◆ Aim of the task ◆
Search the records below for the word "JSON" and show every line where it occurs.

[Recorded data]
------------------------------------------------
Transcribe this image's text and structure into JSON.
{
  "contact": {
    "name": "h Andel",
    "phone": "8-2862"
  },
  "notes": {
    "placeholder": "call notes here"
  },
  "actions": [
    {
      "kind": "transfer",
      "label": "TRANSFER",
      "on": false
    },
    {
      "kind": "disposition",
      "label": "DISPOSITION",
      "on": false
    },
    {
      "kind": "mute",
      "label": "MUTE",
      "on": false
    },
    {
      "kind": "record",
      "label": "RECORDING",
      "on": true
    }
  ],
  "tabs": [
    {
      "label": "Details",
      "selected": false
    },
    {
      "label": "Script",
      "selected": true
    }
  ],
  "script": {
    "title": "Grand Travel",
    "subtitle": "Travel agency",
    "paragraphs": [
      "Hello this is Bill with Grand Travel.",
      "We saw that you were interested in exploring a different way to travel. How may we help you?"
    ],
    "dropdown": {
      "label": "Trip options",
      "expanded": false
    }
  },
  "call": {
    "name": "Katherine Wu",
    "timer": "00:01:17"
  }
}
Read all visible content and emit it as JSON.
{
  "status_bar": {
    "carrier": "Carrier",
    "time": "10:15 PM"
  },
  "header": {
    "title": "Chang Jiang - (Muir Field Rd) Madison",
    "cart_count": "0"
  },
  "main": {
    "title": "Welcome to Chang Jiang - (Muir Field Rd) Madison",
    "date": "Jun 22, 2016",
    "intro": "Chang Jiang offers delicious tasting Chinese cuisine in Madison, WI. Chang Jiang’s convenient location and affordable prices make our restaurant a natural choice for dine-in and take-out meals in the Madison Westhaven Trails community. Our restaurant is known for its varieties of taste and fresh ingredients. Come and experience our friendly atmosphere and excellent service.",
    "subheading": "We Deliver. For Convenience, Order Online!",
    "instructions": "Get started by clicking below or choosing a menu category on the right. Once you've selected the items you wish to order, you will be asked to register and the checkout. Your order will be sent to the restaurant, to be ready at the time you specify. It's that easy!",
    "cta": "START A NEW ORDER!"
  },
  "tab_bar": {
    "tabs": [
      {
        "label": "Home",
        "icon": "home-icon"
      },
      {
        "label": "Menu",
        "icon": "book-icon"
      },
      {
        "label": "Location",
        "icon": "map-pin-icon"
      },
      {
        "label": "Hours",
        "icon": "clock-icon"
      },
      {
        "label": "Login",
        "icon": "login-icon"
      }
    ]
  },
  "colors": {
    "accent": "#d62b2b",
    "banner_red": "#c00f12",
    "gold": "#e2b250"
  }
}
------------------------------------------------
◆ Reply to the task ◆
Transcribe this image's text and structure into JSON.
Read all visible content and emit it as JSON.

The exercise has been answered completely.